That question, Jay, to follow it back to you, would be, as we talk about coronary artery disease and peripheral artery disease, how common would you say these disease states are and how prevalent, and who has to be concerned about developing it, as well?
James Groce III, PharmD: Sure. That’s a great question, Paul, and I think 1 of the simple ways of addressing this is just to simply ask ourselves the question that you’ve asked, which is “Who is that within our practice?” I think regardless of our practice setting, we know patients that you’ve just identified, and I think there’s a tremendous prevalence of the disease, and I’m going to cite you some specific numbers. But, again, just keeping it pragmatic, we should just simply ask ourselves the rhetorical question “Who is not within our practice setting, defined as you just identified those patients?” Let’s put some real numbers to it versus just the rhetorical answer to the question. We know that more than 1 in 3 patients who are adults in the United States will have at least 1 type of vascular disease. I’m glad you emphasized that this often is a polyvascular disease, affecting so many vascular beds within the patient’s vascular system.
Certainly we know that 16.5 million adults in the United States have coronary heart disease, as you alluded to, as 1 of those subsets. Estimated annual incidence of having an MI [myocardial infarction] or a heart attack is about 580,000 new heart attacks and 210,000 recurrent heart attacks each year in the United States. As it relates to the potential for having a stroke in this patient population that has polyvascular disease, we know there are about 7.2 million adults living, having had a stroke, currently in the United States, and nearly 1 in 4 of these strokes that occur annually are recurrent strokes, with more than 4.6 million stroke survivors who are disabled—so, really, another patient population that we really need to focus on beyond the acute event versus the events and the components of the disease that keep on giving, I’m afraid.
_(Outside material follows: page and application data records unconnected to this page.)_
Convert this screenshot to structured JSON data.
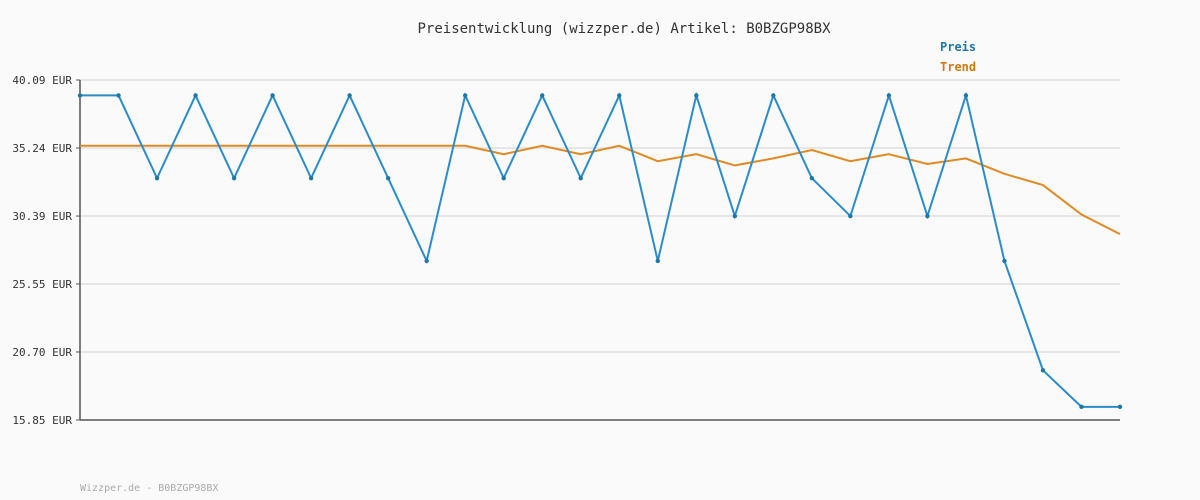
{
  "title": "Preisentwicklung (wizzper.de) Artikel: B0BZGP98BX",
  "footer": "Wizzper.de - B0BZGP98BX",
  "colors": {
    "preis": "#2b8ccc",
    "preis_legend": "#1f77a4",
    "trend": "#e08a24",
    "trend_legend": "#d07a10",
    "grid": "#e6e6e6",
    "axis": "#555555"
  },
  "chart_data": {
    "type": "line",
    "title": "Preisentwicklung (wizzper.de) Artikel: B0BZGP98BX",
    "xlabel": "",
    "ylabel": "",
    "ylim": [
      15.85,
      40.09
    ],
    "yticks": [
      "40.09 EUR",
      "35.24 EUR",
      "30.39 EUR",
      "25.55 EUR",
      "20.70 EUR",
      "15.85 EUR"
    ],
    "ytick_values": [
      40.09,
      35.24,
      30.39,
      25.55,
      20.7,
      15.85
    ],
    "grid": true,
    "legend_position": "top-right",
    "x": [
      0,
      1,
      2,
      3,
      4,
      5,
      6,
      7,
      8,
      9,
      10,
      11,
      12,
      13,
      14,
      15,
      16,
      17,
      18,
      19,
      20,
      21,
      22,
      23,
      24,
      25,
      26,
      27
    ],
    "series": [
      {
        "name": "Preis",
        "values": [
          38.99,
          38.99,
          33.09,
          38.99,
          33.09,
          38.99,
          33.09,
          38.99,
          33.09,
          27.19,
          38.99,
          33.09,
          38.99,
          33.09,
          38.99,
          27.19,
          38.99,
          30.39,
          38.99,
          33.09,
          30.39,
          38.99,
          30.39,
          38.99,
          27.19,
          19.39,
          16.79,
          16.79
        ]
      },
      {
        "name": "Trend",
        "values": [
          35.4,
          35.4,
          35.4,
          35.4,
          35.4,
          35.4,
          35.4,
          35.4,
          35.4,
          35.4,
          35.4,
          34.8,
          35.4,
          34.8,
          35.4,
          34.3,
          34.8,
          34.0,
          34.5,
          35.1,
          34.3,
          34.8,
          34.1,
          34.5,
          33.4,
          32.6,
          30.5,
          29.1
        ]
      }
    ]
  }
}
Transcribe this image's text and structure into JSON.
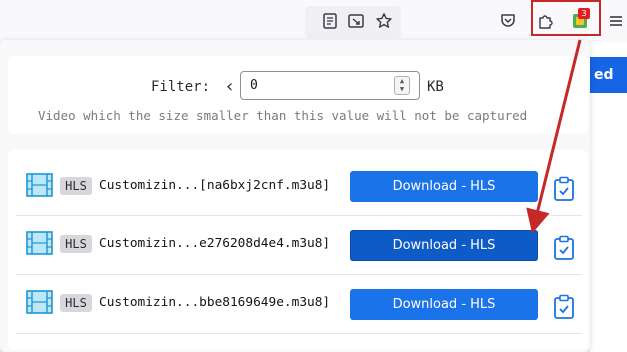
{
  "toolbar": {
    "icons": [
      "reader-view-icon",
      "screenshot-icon",
      "bookmark-star-icon",
      "pocket-icon",
      "extensions-puzzle-icon",
      "video-downloader-extension-icon",
      "menu-icon"
    ],
    "badge_count": "3"
  },
  "background_page": {
    "button_fragment": "ed"
  },
  "filter": {
    "label": "Filter:",
    "value": "0",
    "unit": "KB",
    "hint": "Video which the size smaller than this value will not be captured"
  },
  "videos": [
    {
      "tag": "HLS",
      "filename": "Customizin...[na6bxj2cnf.m3u8]",
      "button": "Download - HLS"
    },
    {
      "tag": "HLS",
      "filename": "Customizin...e276208d4e4.m3u8]",
      "button": "Download - HLS"
    },
    {
      "tag": "HLS",
      "filename": "Customizin...bbe8169649e.m3u8]",
      "button": "Download - HLS"
    }
  ],
  "colors": {
    "accent": "#1a73e8",
    "highlight": "#c62828",
    "badge": "#e02020"
  }
}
Finally, the last one that you alluded to is peripheral artery disease. We know that in the United States, it affects about 8.5 million patients. For that patient population, within 5 years of their initial diagnosis, up to 80%…will have that leg pain that you described, the intermittent claudication, brought about by increased vascular demand when exercising or simply walking for so many of these patients.
Paul Dobesh, PharmD: Very good, yeah. I think it does bring up the fact that there is a large portion of this population that is affected by this disease state.